Platt “was a very dangerous man — he did the wrong thing so well.” Both Villa Turicum
and Walden are important sites to preserve, part of our unique American
:: The Villa Exteriors ::
West elevation c. 1918
East elevation - facing Lake Michigan.
The loggia & terrace, with Janet Scudder’s 1910 Shell Girl fountain.
The first in a series of terraces and water elements to
the lake. This fountain features twin dolphins; with the southeast
(library) corner of the house in the background.
View from the first terrace toward the beach and Lake
A reverse view from the succeeding terrace and the
beginning of the water cascade; this fountain with a pelican and twin
Detail of the pelican and alligators.
Detail of the southeast (library) corner of the house.
Detail of the south front.
South Garden Elevation
South Promenade Terrace
South Promenade Terrace in 1928
The vista south of the house, with the Tea House in the
View of the south garden parterres from the second floor
of Villa Turicum.
The lily pool garden in full bloom.
Herms in the lily pool garden.
North Interior Court
The cut-flower & vegetable gardens.

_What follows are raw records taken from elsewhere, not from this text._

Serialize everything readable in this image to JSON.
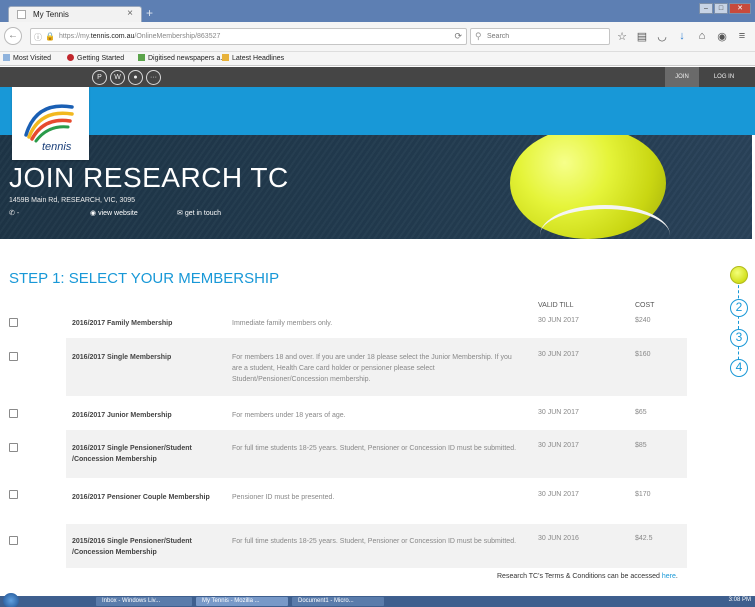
{
  "browser": {
    "tab_title": "My Tennis",
    "tab_close": "×",
    "new_tab": "+",
    "url_prefix": "https://my.",
    "url_host": "tennis.com.au",
    "url_path": "/OnlineMembership/863527",
    "search_placeholder": "Search",
    "bookmarks": [
      "Most Visited",
      "Getting Started",
      "Digitised newspapers a...",
      "Latest Headlines"
    ]
  },
  "site": {
    "join_label": "JOIN",
    "login_label": "LOG IN",
    "logo_text": "tennis",
    "club_title": "JOIN RESEARCH TC",
    "address": "1459B Main Rd, RESEARCH, VIC, 3095",
    "phone": "-",
    "view_website": "view website",
    "get_in_touch": "get in touch"
  },
  "membership": {
    "step_title": "STEP 1: SELECT YOUR MEMBERSHIP",
    "col_valid": "VALID TILL",
    "col_cost": "COST",
    "rows": [
      {
        "name": "2016/2017 Family Membership",
        "desc": "Immediate family members only.",
        "valid": "30 JUN 2017",
        "cost": "$240"
      },
      {
        "name": "2016/2017 Single Membership",
        "desc": "For members 18 and over. If you are under 18 please select the Junior Membership. If you are a student, Health Care card holder or pensioner please select Student/Pensioner/Concession membership.",
        "valid": "30 JUN 2017",
        "cost": "$160"
      },
      {
        "name": "2016/2017 Junior Membership",
        "desc": "For members under 18 years of age.",
        "valid": "30 JUN 2017",
        "cost": "$65"
      },
      {
        "name": "2016/2017 Single Pensioner/Student /Concession Membership",
        "desc": "For full time students 18-25 years. Student, Pensioner or Concession ID must be submitted.",
        "valid": "30 JUN 2017",
        "cost": "$85"
      },
      {
        "name": "2016/2017 Pensioner Couple Membership",
        "desc": "Pensioner ID must be presented.",
        "valid": "30 JUN 2017",
        "cost": "$170"
      },
      {
        "name": "2015/2016 Single Pensioner/Student /Concession Membership",
        "desc": "For full time students 18-25 years. Student, Pensioner or Concession ID must be submitted.",
        "valid": "30 JUN 2016",
        "cost": "$42.5"
      }
    ],
    "terms_text": "Research TC's Terms & Conditions can be accessed ",
    "terms_link": "here",
    "terms_end": "."
  },
  "steps": [
    "2",
    "3",
    "4"
  ],
  "taskbar": {
    "items": [
      "Inbox - Windows Liv...",
      "My Tennis - Mozilla ...",
      "Document1 - Micro..."
    ],
    "time": "3:08 PM"
  },
  "colors": {
    "accent": "#1898d7",
    "ball": "#e5f43a",
    "hero": "#223b4f"
  }
}
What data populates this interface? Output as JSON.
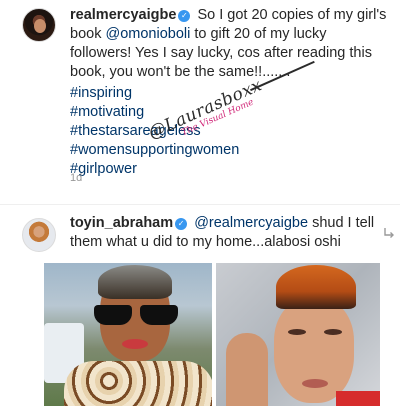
{
  "comment_1": {
    "username": "realmercyaigbe",
    "text_before_mention": "So I got 20 copies of my girl's book",
    "mention": "@omonioboli",
    "text_after_mention": "to gift 20 of my lucky followers! Yes I say lucky, cos after reading this book, you won't be the same!!.......",
    "hashtags": [
      "#inspiring",
      "#motivating",
      "#thestarsareageless",
      "#womensupportingwomen",
      "#girlpower"
    ],
    "time": "1d"
  },
  "watermark": {
    "main": "@Laurasboxx",
    "sub": "The Visual Home"
  },
  "comment_2": {
    "username": "toyin_abraham",
    "mention": "@realmercyaigbe",
    "text": "shud I tell them what u did to my home...alabosi oshi"
  },
  "icons": {
    "verified": "verified-badge-icon",
    "reply": "reply-arrow-icon"
  },
  "colors": {
    "link": "#003569",
    "verified": "#3897f0",
    "muted": "#999999"
  }
}
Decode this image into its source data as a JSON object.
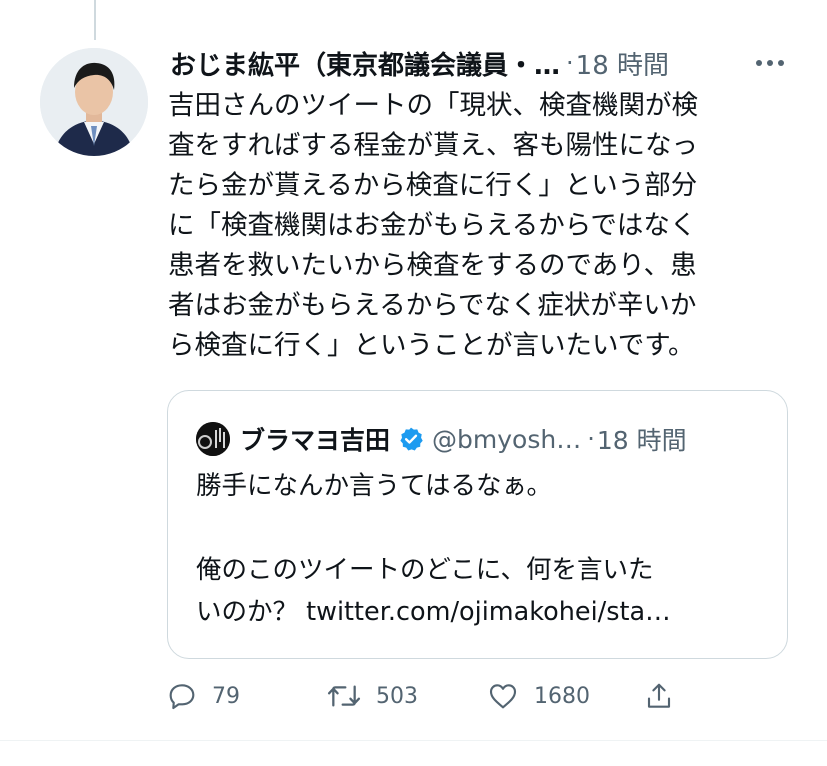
{
  "tweet": {
    "author_name": "おじま紘平（東京都議会議員・…",
    "separator": "·",
    "time": "18 時間",
    "body_lines": [
      "吉田さんのツイートの「現状、検査機関が検",
      "査をすればする程金が貰え、客も陽性になっ",
      "たら金が貰えるから検査に行く」という部分",
      "に「検査機関はお金がもらえるからではなく",
      "患者を救いたいから検査をするのであり、患",
      "者はお金がもらえるからでなく症状が辛いか",
      "ら検査に行く」ということが言いたいです。"
    ]
  },
  "quoted_tweet": {
    "author_name": "ブラマヨ吉田",
    "handle": "@bmyosh…",
    "separator": "·",
    "time": "18 時間",
    "text_line_1": "勝手になんか言うてはるなぁ。",
    "text_line_2": "俺のこのツイートのどこに、何を言いた",
    "text_line_3": "いのか？ twitter.com/ojimakohei/sta…"
  },
  "actions": {
    "reply_count": "79",
    "retweet_count": "503",
    "like_count": "1680"
  },
  "icons": {
    "more": "more-horizontal-icon",
    "reply": "reply-icon",
    "retweet": "retweet-icon",
    "like": "heart-icon",
    "share": "share-icon",
    "verified": "verified-badge-icon"
  },
  "colors": {
    "text": "#0f1419",
    "secondary": "#536471",
    "border": "#cfd9de",
    "verified": "#1d9bf0"
  }
}
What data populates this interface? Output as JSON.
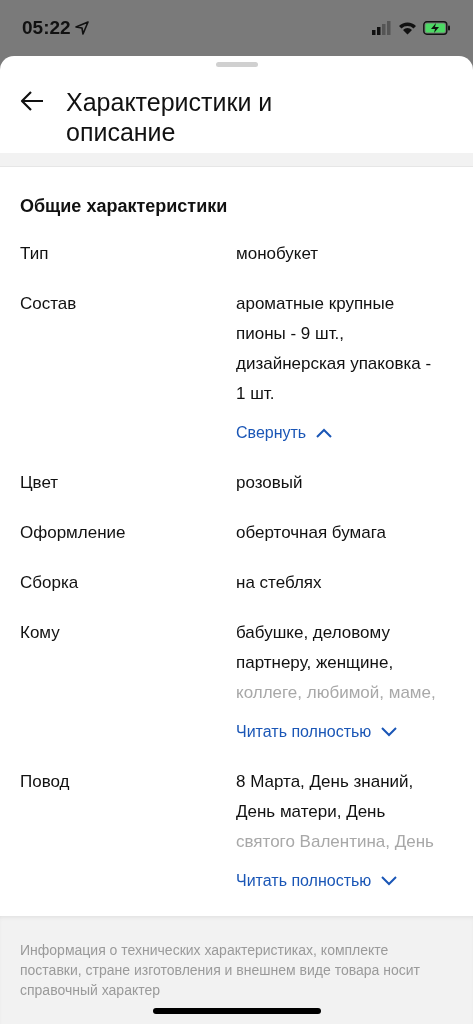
{
  "status_bar": {
    "time": "05:22"
  },
  "header": {
    "title": "Характеристики и описание"
  },
  "section": {
    "title": "Общие характеристики",
    "rows": [
      {
        "label": "Тип",
        "value": "монобукет"
      },
      {
        "label": "Состав",
        "value": "ароматные крупные пионы - 9 шт., дизайнерская упаковка - 1 шт.",
        "toggle": {
          "label": "Свернуть",
          "expanded": true
        }
      },
      {
        "label": "Цвет",
        "value": "розовый"
      },
      {
        "label": "Оформление",
        "value": "оберточная бумага"
      },
      {
        "label": "Сборка",
        "value": "на стеблях"
      },
      {
        "label": "Кому",
        "value": "бабушке, деловому партнеру, женщине,",
        "faded_value": "коллеге, любимой, маме,",
        "toggle": {
          "label": "Читать полностью",
          "expanded": false
        }
      },
      {
        "label": "Повод",
        "value": "8 Марта, День знаний, День матери, День",
        "faded_value": "святого Валентина, День",
        "toggle": {
          "label": "Читать полностью",
          "expanded": false
        }
      }
    ]
  },
  "footer_note": "Информация о технических характеристиках, комплекте поставки, стране изготовления и внешнем виде товара носит справочный характер"
}
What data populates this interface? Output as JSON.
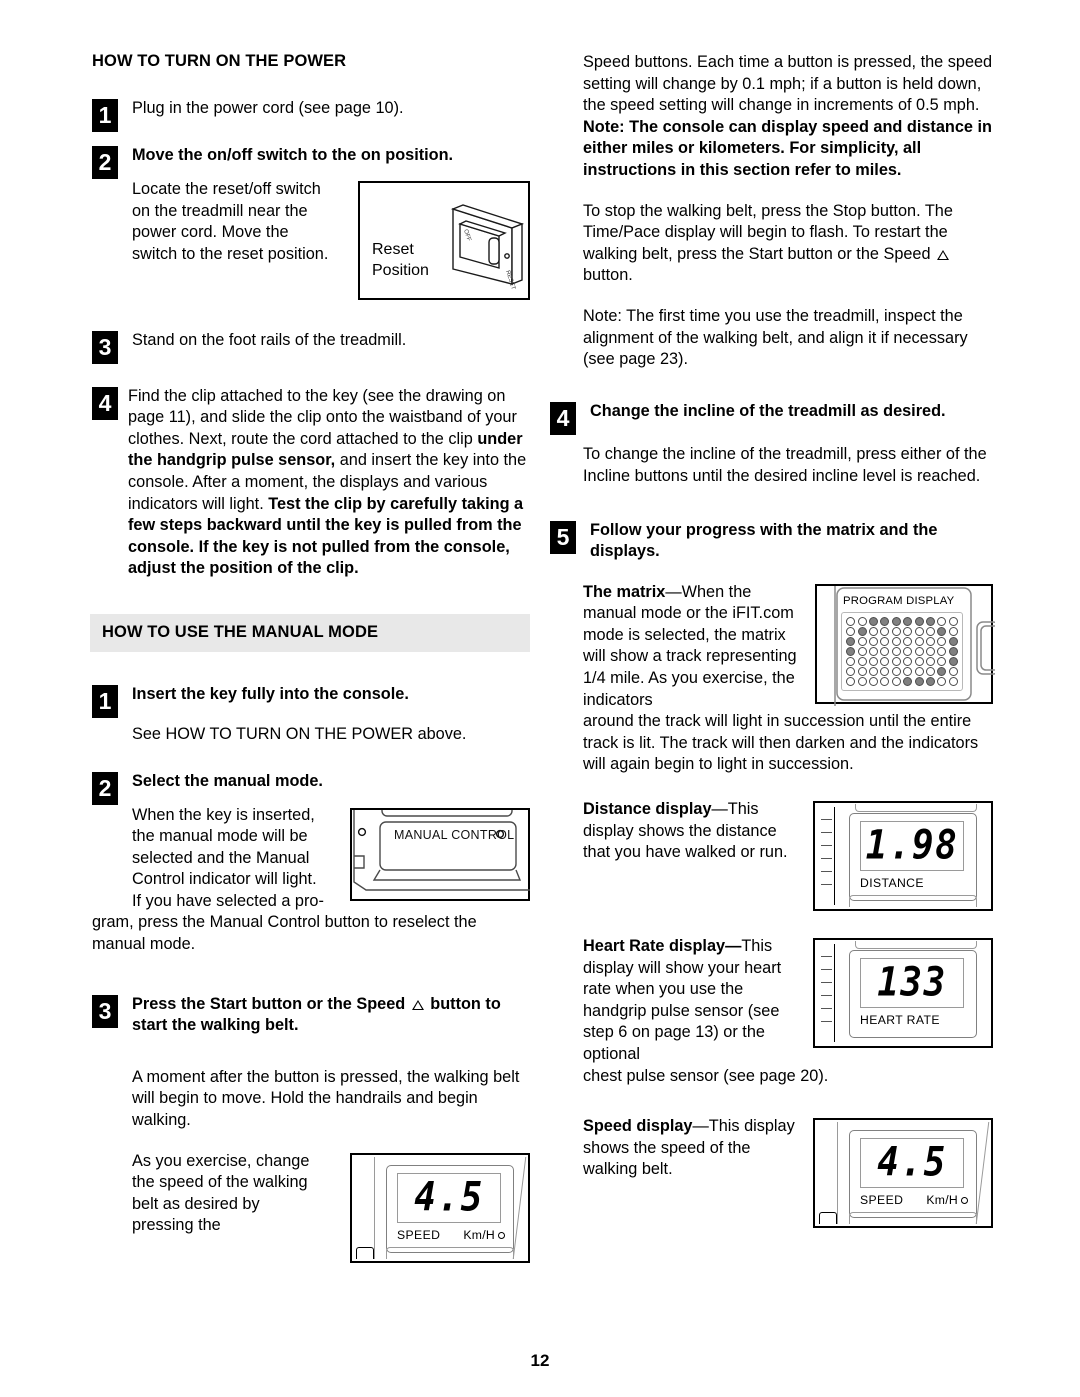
{
  "page_number": "12",
  "left_column": {
    "section1": {
      "heading": "HOW TO TURN ON THE POWER",
      "steps": [
        {
          "num": "1",
          "heading": "Plug in the power cord (see page 10).",
          "bold": false
        },
        {
          "num": "2",
          "heading": "Move the on/off switch to the on position.",
          "bold": true,
          "body": "Locate the reset/off switch on the treadmill near the power cord. Move the switch to the reset position."
        },
        {
          "num": "3",
          "heading": "Stand on the foot rails of the treadmill.",
          "bold": false
        },
        {
          "num": "4",
          "heading": "",
          "bold": false
        }
      ],
      "reset_figure": {
        "label_line1": "Reset",
        "label_line2": "Position"
      },
      "step4_part1": "Find the clip attached to the key (see the drawing on page 11), and slide the clip onto the waistband of your clothes. Next, route the cord attached to the clip ",
      "step4_bold1": "under the handgrip pulse sensor,",
      "step4_part2": " and insert the key into the console. After a moment, the displays and various indicators will light. ",
      "step4_bold2": "Test the clip by carefully taking a few steps backward until the key is pulled from the console. If the key is not pulled from the console, adjust the position of the clip."
    },
    "section2": {
      "heading": "HOW TO USE THE MANUAL MODE",
      "step1": {
        "num": "1",
        "heading": "Insert the key fully into the console.",
        "body": "See HOW TO TURN ON THE POWER above."
      },
      "step2": {
        "num": "2",
        "heading": "Select the manual mode.",
        "body_wrap": "When the key is inserted, the manual mode will be selected and the Manual Control indicator will light. If you have selected a pro-",
        "body_full": "gram, press the Manual Control button to reselect the manual mode."
      },
      "manual_figure": {
        "label": "MANUAL CONTROL"
      },
      "step3": {
        "num": "3",
        "heading_part1": "Press the Start button or the Speed ",
        "heading_part2": " button to start the walking belt.",
        "body1": "A moment after the button is pressed, the walking belt will begin to move. Hold the handrails and begin walking.",
        "body2": "As you exercise, change the speed of the walking belt as desired by pressing the"
      },
      "speed_figure": {
        "value": "4.5",
        "caption": "SPEED",
        "unit": "Km/H"
      }
    }
  },
  "right_column": {
    "para1_plain": "Speed buttons. Each time a button is pressed, the speed setting will change by 0.1 mph; if a button is held down, the speed setting will change in increments of 0.5 mph. ",
    "para1_bold": "Note: The console can display speed and distance in either miles or kilometers. For simplicity, all instructions in this section refer to miles.",
    "para2_a": "To stop the walking belt, press the Stop button. The Time/Pace display will begin to flash. To restart the walking belt, press the Start button or the Speed ",
    "para2_b": " button.",
    "para3": "Note: The first time you use the treadmill, inspect the alignment of the walking belt, and align it if necessary (see page 23).",
    "step4": {
      "num": "4",
      "heading": "Change the incline of the treadmill as desired.",
      "body": "To change the incline of the treadmill, press either of the Incline buttons until the desired incline level is reached."
    },
    "step5": {
      "num": "5",
      "heading": "Follow your progress with the matrix and the displays.",
      "matrix_bold": "The matrix",
      "matrix_text": "—When the manual mode or the iFIT.com mode is selected, the matrix will show a track representing 1/4 mile. As you exercise, the indicators",
      "matrix_cont": "around the track will light in succession until the entire track is lit. The track will then darken and the indicators will again begin to light in succession.",
      "distance_bold": "Distance display",
      "distance_text": "—This display shows the distance that you have walked or run.",
      "heart_bold": "Heart Rate display",
      "heart_text": "—",
      "heart_text2": "This display will show your heart rate when you use the handgrip pulse sensor (see step 6 on page 13) or the optional",
      "heart_cont": "chest pulse sensor (see page 20).",
      "speed_bold": "Speed display",
      "speed_text": "—This display shows the speed of the walking belt."
    },
    "program_figure": {
      "label": "PROGRAM DISPLAY",
      "matrix_rows": 7,
      "matrix_cols": 10,
      "lit": [
        [
          0,
          0,
          1,
          1,
          1,
          1,
          1,
          1,
          0,
          0
        ],
        [
          0,
          1,
          0,
          0,
          0,
          0,
          0,
          0,
          1,
          0
        ],
        [
          1,
          0,
          0,
          0,
          0,
          0,
          0,
          0,
          0,
          1
        ],
        [
          1,
          0,
          0,
          0,
          0,
          0,
          0,
          0,
          0,
          1
        ],
        [
          0,
          0,
          0,
          0,
          0,
          0,
          0,
          0,
          0,
          1
        ],
        [
          0,
          0,
          0,
          0,
          0,
          0,
          0,
          0,
          1,
          0
        ],
        [
          0,
          0,
          0,
          0,
          0,
          1,
          1,
          1,
          0,
          0
        ]
      ]
    },
    "distance_figure": {
      "value": "1.98",
      "caption": "DISTANCE"
    },
    "heart_figure": {
      "value": "133",
      "caption": "HEART RATE"
    },
    "speed_figure": {
      "value": "4.5",
      "caption": "SPEED",
      "unit": "Km/H"
    }
  }
}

Aerial View of Villa Turicum
Villa Turicum’s neighbor to the
north, Walden.(The service
court and garages of Villa Turicum can be seen
in the top portion of this image, with the cut-flower and vegetable
garden to the left)
Aerial view of the watercourse and eastern exposure. (The
lily pond and sunken gardens are visible at the top of this image.)
Villa Turicum c. 1932
A rendering dated April 28, 1918, by Schell Lewis, of
proposed wrought iron entrance gates for Villa Turicum.
My brother stumbled across the Villa Turicum
website and sent it to our
entire family. I found it fascinating as we grew up in Lake Forest, first on Westleigh Road then later Mayflower Road. Anyway, we used to
play on the 'old McCormick estate' all the time. I am not sure what it
looks like these days, but I can remember the pool. It was literally in
the lake, yet still
had the shape. The pool house (I think that is what it was), that we were convinced was haunted. Although there
was graffiti everywhere, I could tell in it's day was quite something as there were
still remnants of beautiful
cornicing and high ceilings. I also remember the stairs leading down to
pool with the shells that were the trickling fountain. The main house was
completely gone yet there were still parts of the formal garden. My dog
once fell into the pond thinking the moss, that had covered the surface,
grass. I had often wondered what the main house looked like and thanks to
your website I now know it was everything I had dreamed it was, a grand
and glorious mansion. Also, there was a story about how before the main
house was finished a clairvoyant told Mrs. McCormick that if she spent
in her new house she would never wake up alive. So rumour
has it she never spent one night in her new house, apparently she only
slept in the coach house…
— Mrs. Edith Rockefeller McCormick is the reincarnation of the first wife
according to the "Chicago
Herald's" report of a fashionable dinner, where the former wife of Mr.
Harold F. McCormick made the revelation. Mrs. McCormick's experiences as a
wife of TutankHamen
were hardly less interesting than her experiences in her second
incarnation. Born the daughter of John D. Rockefeller, the richest man in
the world, she soon became the social queen of Chicago.
During the past eight years, Mrs. McCormick has lived most of her time in Zurich, Switzerland,
where she studied psychoanalysis.